The Collimator is an optical instrument consisting of a well corrected objective lens with an illuminated reticle at its focal plane.
The emerging beam is parallel (collimated beam), so that the image of the reticle is projected at infinity. The collimator is usually set up in this way known as infinity adjustment (setting).
When moving the reticle out of the focal plane of the objective lens, the shape of the emerging beam will change:
- Moving the reticle away from objective lens will result in a convergent beam. The image of the reticle is real and projected at a finite distance.
- Moving the reticle toward the objective lens will result in a divergent beam. If the beam diverges, a virtual image is produced at the apparent crossing point of the beam rays.
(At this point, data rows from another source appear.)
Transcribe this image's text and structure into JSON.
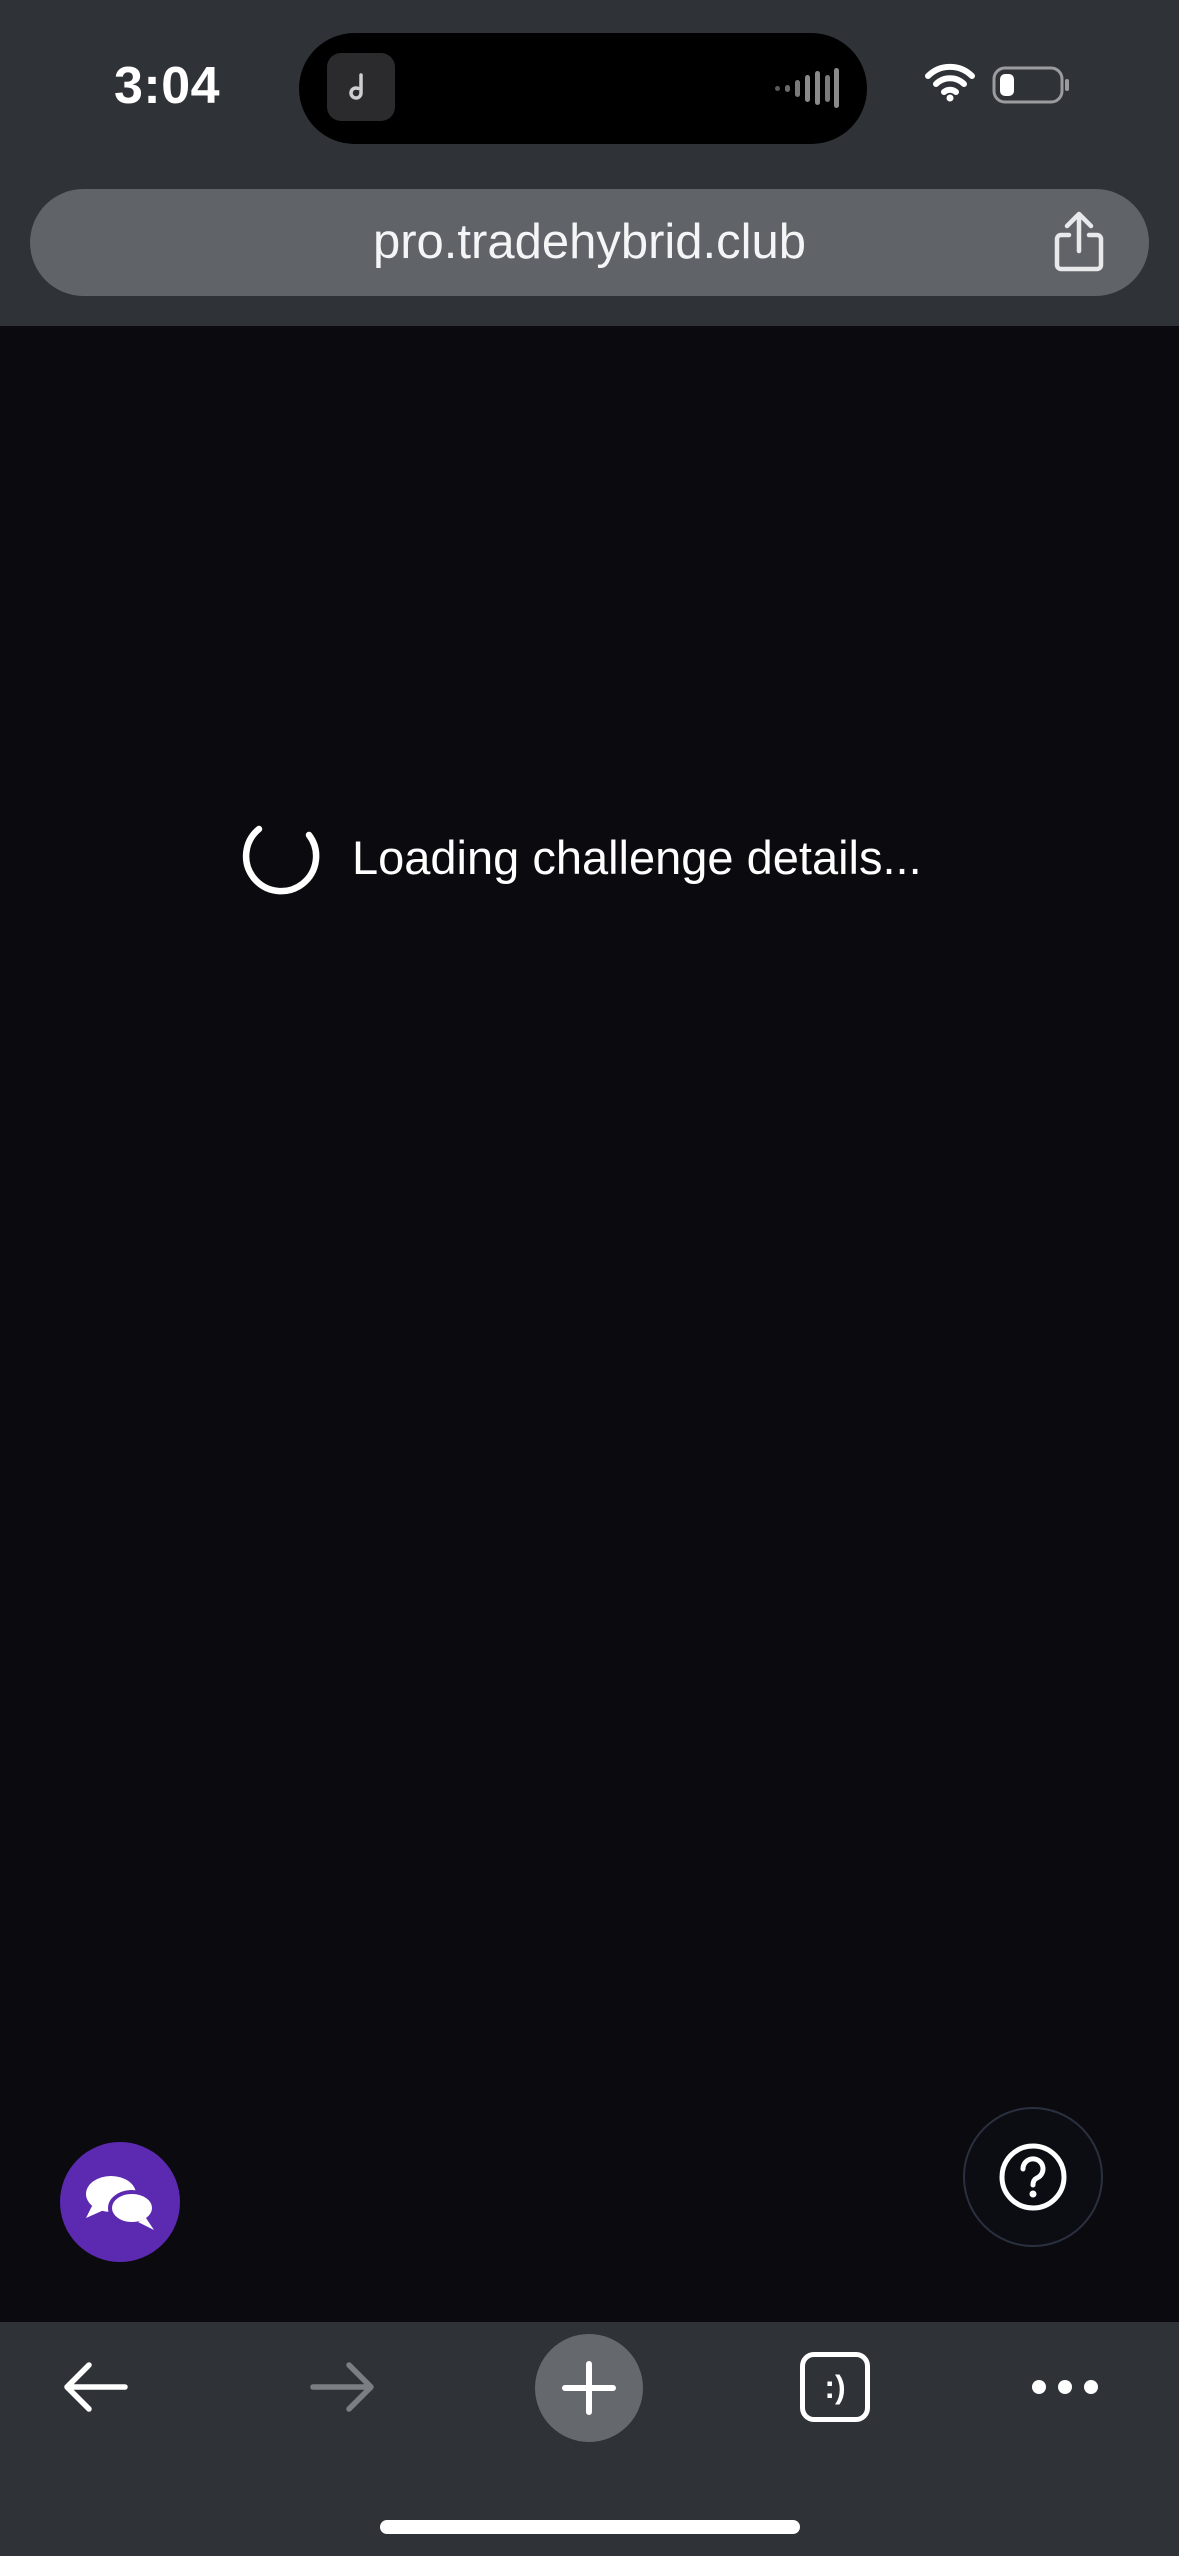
{
  "status_bar": {
    "time": "3:04"
  },
  "browser": {
    "url": "pro.tradehybrid.club",
    "tab_switcher_label": ":)"
  },
  "page": {
    "loading_text": "Loading challenge details..."
  },
  "fabs": {
    "chat_icon": "chat-bubbles-icon",
    "help_icon": "question-circle-icon"
  },
  "colors": {
    "page_background": "#0b0b0f",
    "browser_chrome": "#2f3236",
    "url_bar": "#606468",
    "chat_fab": "#5b2ab0"
  }
}
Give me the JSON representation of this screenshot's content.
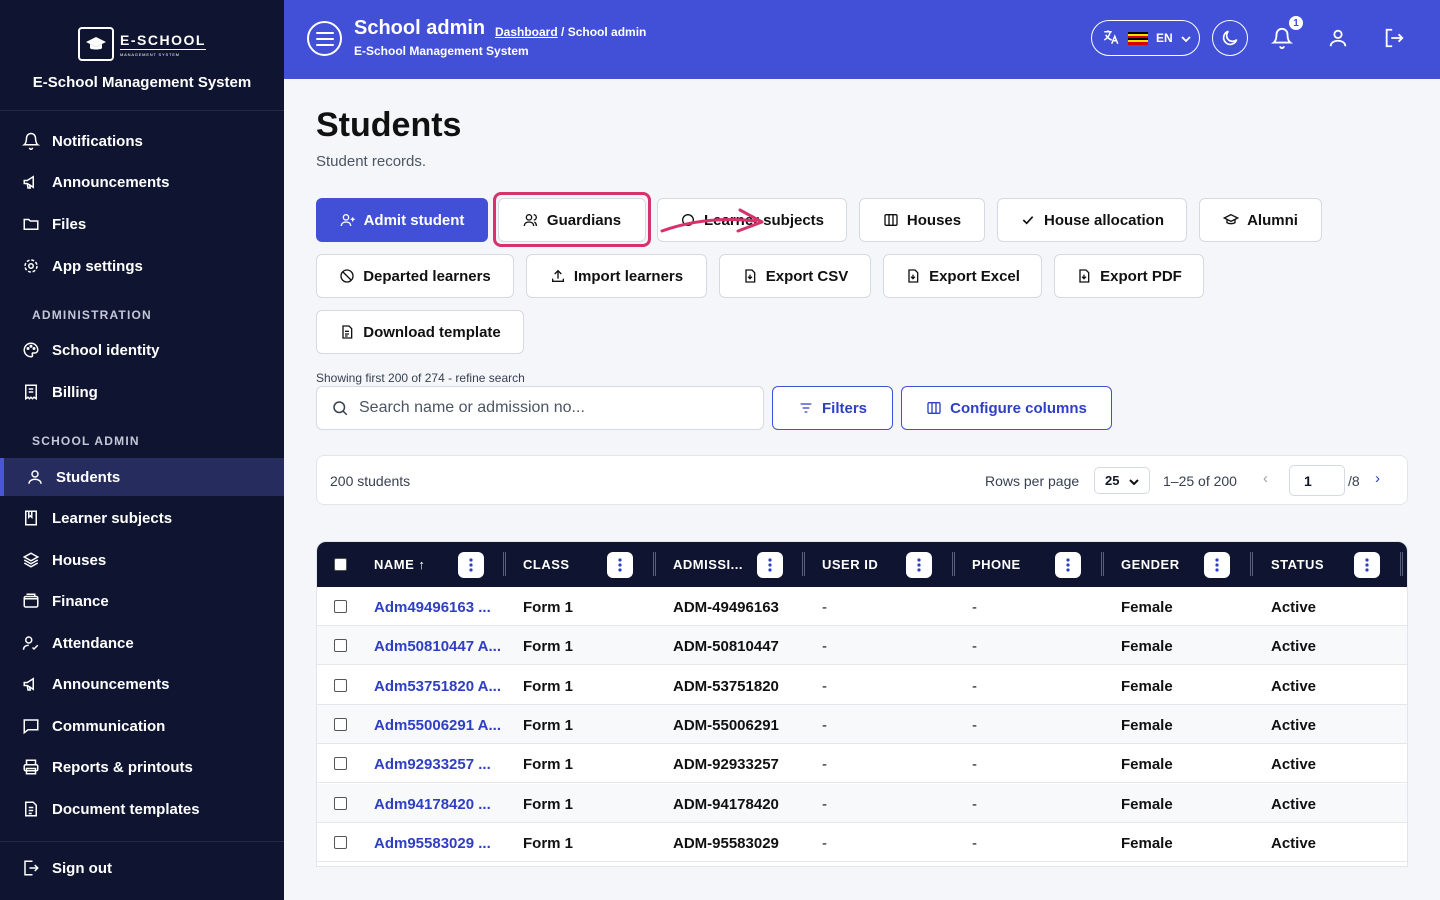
{
  "sidebar": {
    "logo_main": "E-SCHOOL",
    "logo_sub": "MANAGEMENT SYSTEM",
    "brand_name": "E-School Management System",
    "items_top": [
      {
        "label": "Notifications",
        "icon": "bell-icon"
      },
      {
        "label": "Announcements",
        "icon": "megaphone-icon"
      },
      {
        "label": "Files",
        "icon": "folder-icon"
      },
      {
        "label": "App settings",
        "icon": "gear-icon"
      }
    ],
    "section_admin": "ADMINISTRATION",
    "items_admin": [
      {
        "label": "School identity",
        "icon": "palette-icon"
      },
      {
        "label": "Billing",
        "icon": "receipt-icon"
      }
    ],
    "section_school": "SCHOOL ADMIN",
    "items_school": [
      {
        "label": "Students",
        "icon": "user-icon",
        "active": true
      },
      {
        "label": "Learner subjects",
        "icon": "book-icon"
      },
      {
        "label": "Houses",
        "icon": "layers-icon"
      },
      {
        "label": "Finance",
        "icon": "wallet-icon"
      },
      {
        "label": "Attendance",
        "icon": "user-check-icon"
      },
      {
        "label": "Announcements",
        "icon": "megaphone-icon"
      },
      {
        "label": "Communication",
        "icon": "message-icon"
      },
      {
        "label": "Reports & printouts",
        "icon": "printer-icon"
      },
      {
        "label": "Document templates",
        "icon": "document-icon"
      }
    ],
    "sign_out": "Sign out"
  },
  "header": {
    "title": "School admin",
    "breadcrumb_link": "Dashboard",
    "breadcrumb_current": " / School admin",
    "subtitle": "E-School Management System",
    "language": "EN",
    "notification_count": "1",
    "accent": "#4150d6"
  },
  "page": {
    "title": "Students",
    "subtitle": "Student records."
  },
  "actions": {
    "row1": [
      {
        "label": "Admit student",
        "icon": "user-plus-icon"
      },
      {
        "label": "Guardians",
        "icon": "users-icon"
      },
      {
        "label": "Learner subjects",
        "icon": "circle-icon"
      },
      {
        "label": "Houses",
        "icon": "columns-icon"
      },
      {
        "label": "House allocation",
        "icon": "check-icon"
      },
      {
        "label": "Alumni",
        "icon": "graduation-cap-icon"
      }
    ],
    "row2": [
      {
        "label": "Departed learners",
        "icon": "ban-icon"
      },
      {
        "label": "Import learners",
        "icon": "upload-icon"
      },
      {
        "label": "Export CSV",
        "icon": "file-icon"
      },
      {
        "label": "Export Excel",
        "icon": "file-icon"
      },
      {
        "label": "Export PDF",
        "icon": "file-icon"
      }
    ],
    "row3": [
      {
        "label": "Download template",
        "icon": "file-text-icon"
      }
    ]
  },
  "search": {
    "showing": "Showing first 200 of 274 - refine search",
    "placeholder": "Search name or admission no...",
    "filters_label": "Filters",
    "configure_label": "Configure columns"
  },
  "pagination": {
    "count": "200 students",
    "rows_label": "Rows per page",
    "rows_value": "25",
    "range": "1–25 of 200",
    "page": "1",
    "of_pages": "/8"
  },
  "table": {
    "columns": [
      "NAME ↑",
      "CLASS",
      "ADMISSI...",
      "USER ID",
      "PHONE",
      "GENDER",
      "STATUS"
    ],
    "rows": [
      [
        "Adm49496163 ...",
        "Form 1",
        "ADM-49496163",
        "-",
        "-",
        "Female",
        "Active"
      ],
      [
        "Adm50810447 A...",
        "Form 1",
        "ADM-50810447",
        "-",
        "-",
        "Female",
        "Active"
      ],
      [
        "Adm53751820 A...",
        "Form 1",
        "ADM-53751820",
        "-",
        "-",
        "Female",
        "Active"
      ],
      [
        "Adm55006291 A...",
        "Form 1",
        "ADM-55006291",
        "-",
        "-",
        "Female",
        "Active"
      ],
      [
        "Adm92933257 ...",
        "Form 1",
        "ADM-92933257",
        "-",
        "-",
        "Female",
        "Active"
      ],
      [
        "Adm94178420 ...",
        "Form 1",
        "ADM-94178420",
        "-",
        "-",
        "Female",
        "Active"
      ],
      [
        "Adm95583029 ...",
        "Form 1",
        "ADM-95583029",
        "-",
        "-",
        "Female",
        "Active"
      ]
    ]
  }
}
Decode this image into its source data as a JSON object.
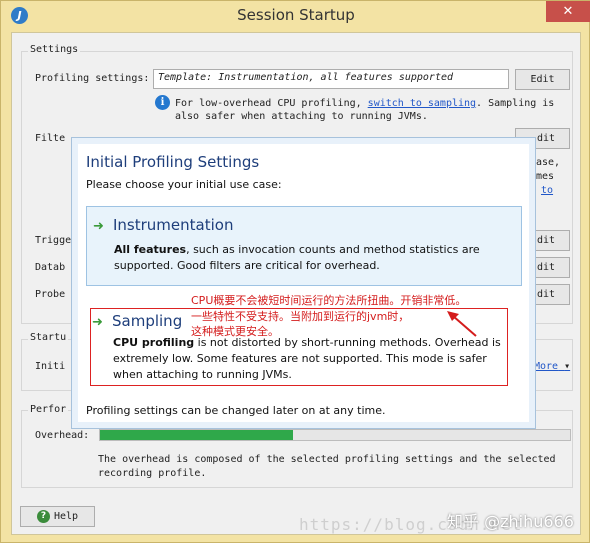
{
  "window": {
    "title": "Session Startup",
    "close_glyph": "✕",
    "app_icon_glyph": "J"
  },
  "settings": {
    "group_label": "Settings",
    "profiling_label": "Profiling settings:",
    "profiling_value": "Template: Instrumentation, all features supported",
    "edit_label": "Edit",
    "info_prefix": "For low-overhead CPU profiling,",
    "info_link": "switch to sampling",
    "info_suffix": ". Sampling is",
    "info_line2": "also safer when attaching to running JVMs.",
    "filter_label": "Filte",
    "trigger_label": "Trigge",
    "databases_label": "Datab",
    "probe_label": "Probe",
    "right_frag_1": "ase,",
    "right_frag_2": "mes",
    "right_frag_link": "to",
    "edit_frag": "dit"
  },
  "startup": {
    "group_label": "Startu",
    "init_label": "Initi",
    "more_label": "More"
  },
  "performance": {
    "group_label": "Perfor",
    "overhead_label": "Overhead:",
    "overhead_level": 0.41,
    "note_line1": "The overhead is composed of the selected profiling settings and the selected",
    "note_line2": "recording profile."
  },
  "help": {
    "label": "Help",
    "glyph": "?"
  },
  "dialog": {
    "title": "Initial Profiling Settings",
    "subtitle": "Please choose your initial use case:",
    "arrow_glyph": "➜",
    "instrumentation": {
      "title": "Instrumentation",
      "desc_bold": "All features",
      "desc_rest": ", such as invocation counts and method statistics are supported. Good filters are critical for overhead."
    },
    "sampling": {
      "title": "Sampling",
      "desc_bold": "CPU profiling",
      "desc_rest": " is not distorted by short-running methods. Overhead is extremely low. Some features are not supported. This mode is safer when attaching to running JVMs."
    },
    "footer": "Profiling settings can be changed later on at any time."
  },
  "annotation": {
    "line1": "CPU概要不会被短时间运行的方法所扭曲。开销非常低。",
    "line2": "一些特性不受支持。当附加到运行的jvm时，",
    "line3": "这种模式更安全。"
  },
  "watermark": {
    "url": "https://blog.csdn.net",
    "brand": "知乎 @zhihu666"
  },
  "colors": {
    "accent": "#1e3e7b",
    "annotation": "#d41c1c",
    "progress": "#2fa84a",
    "highlight_bg": "#e8f3fb"
  }
}
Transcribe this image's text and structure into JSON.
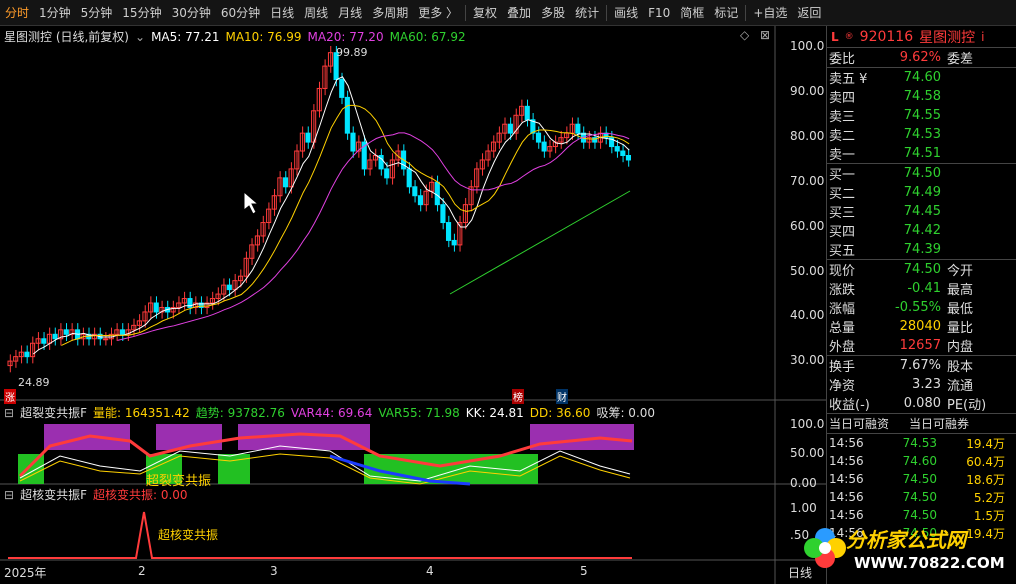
{
  "toolbar": {
    "items": [
      "分时",
      "1分钟",
      "5分钟",
      "15分钟",
      "30分钟",
      "60分钟",
      "日线",
      "周线",
      "月线",
      "多周期",
      "更多 〉",
      "复权",
      "叠加",
      "多股",
      "统计",
      "画线",
      "F10",
      "简框",
      "标记",
      "+自选",
      "返回"
    ]
  },
  "stock": {
    "marker": "L",
    "code": "920116",
    "name": "星图测控",
    "info": "i"
  },
  "main_pane": {
    "title": "星图测控 (日线,前复权)",
    "ma5": "MA5: 77.21",
    "ma10": "MA10: 76.99",
    "ma20": "MA20: 77.20",
    "ma60": "MA60: 67.92",
    "high_label": "99.89",
    "low_label": "24.89",
    "bang_label": "榜",
    "cai_label": "财",
    "zhang_label": "涨",
    "y_ticks": [
      "100.0",
      "90.00",
      "80.00",
      "70.00",
      "60.00",
      "50.00",
      "40.00",
      "30.00"
    ]
  },
  "ind1": {
    "title": "超裂变共振F",
    "liangneng": "量能: 164351.42",
    "qushi": "趋势: 93782.76",
    "var44": "VAR44: 69.64",
    "var55": "VAR55: 71.98",
    "kk": "KK: 24.81",
    "dd": "DD: 36.60",
    "xichou": "吸筹: 0.00",
    "label": "超裂变共振",
    "y_ticks": [
      "100.0",
      "50.00",
      "0.00"
    ]
  },
  "ind2": {
    "title": "超核变共振F",
    "value": "超核变共振: 0.00",
    "label": "超核变共振",
    "y_ticks": [
      "1.00",
      ".50"
    ]
  },
  "x_axis": {
    "labels": [
      "2025年",
      "2",
      "3",
      "4",
      "5"
    ],
    "right_label": "日线"
  },
  "quote": {
    "weibi_label": "委比",
    "weibi": "9.62%",
    "weicha_label": "委差",
    "asks": [
      {
        "label": "卖五 ¥",
        "price": "74.60"
      },
      {
        "label": "卖四",
        "price": "74.58"
      },
      {
        "label": "卖三",
        "price": "74.55"
      },
      {
        "label": "卖二",
        "price": "74.53"
      },
      {
        "label": "卖一",
        "price": "74.51"
      }
    ],
    "bids": [
      {
        "label": "买一",
        "price": "74.50"
      },
      {
        "label": "买二",
        "price": "74.49"
      },
      {
        "label": "买三",
        "price": "74.45"
      },
      {
        "label": "买四",
        "price": "74.42"
      },
      {
        "label": "买五",
        "price": "74.39"
      }
    ],
    "stats": [
      {
        "label": "现价",
        "value": "74.50",
        "label2": "今开",
        "cls": "green"
      },
      {
        "label": "涨跌",
        "value": "-0.41",
        "label2": "最高",
        "cls": "green"
      },
      {
        "label": "涨幅",
        "value": "-0.55%",
        "label2": "最低",
        "cls": "green"
      },
      {
        "label": "总量",
        "value": "28040",
        "label2": "量比",
        "cls": "yellow"
      },
      {
        "label": "外盘",
        "value": "12657",
        "label2": "内盘",
        "cls": "red"
      }
    ],
    "stats2": [
      {
        "label": "换手",
        "value": "7.67%",
        "label2": "股本"
      },
      {
        "label": "净资",
        "value": "3.23",
        "label2": "流通"
      },
      {
        "label": "收益(-)",
        "value": "0.080",
        "label2": "PE(动)"
      }
    ],
    "margin_label1": "当日可融资",
    "margin_label2": "当日可融券",
    "ticks": [
      {
        "time": "14:56",
        "price": "74.53",
        "vol": "19.4万"
      },
      {
        "time": "14:56",
        "price": "74.60",
        "vol": "60.4万"
      },
      {
        "time": "14:56",
        "price": "74.50",
        "vol": "18.6万"
      },
      {
        "time": "14:56",
        "price": "74.50",
        "vol": "5.2万"
      },
      {
        "time": "14:56",
        "price": "74.50",
        "vol": "1.5万"
      },
      {
        "time": "14:56",
        "price": "74.50",
        "vol": "19.4万"
      }
    ]
  },
  "logo": {
    "text": "分析家公式网",
    "url": "WWW.70822.COM"
  },
  "watermark": "分析家公式网 www.70822.com",
  "colors": {
    "up": "#ff3b3b",
    "down": "#00e5ff",
    "ma5": "#ffffff",
    "ma10": "#ffd100",
    "ma20": "#e040e0",
    "ma60": "#2fd12f"
  }
}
This point is also located at a finite distance. This adjustment of the collimator is known as finite distance setting.
The collimator is often used as a test chart projector for the inspection of infinity corrected objective lenses, e.g. photography lenses. In combination with a telescope, the collimator can also be used for aligning machine elements along the line of sight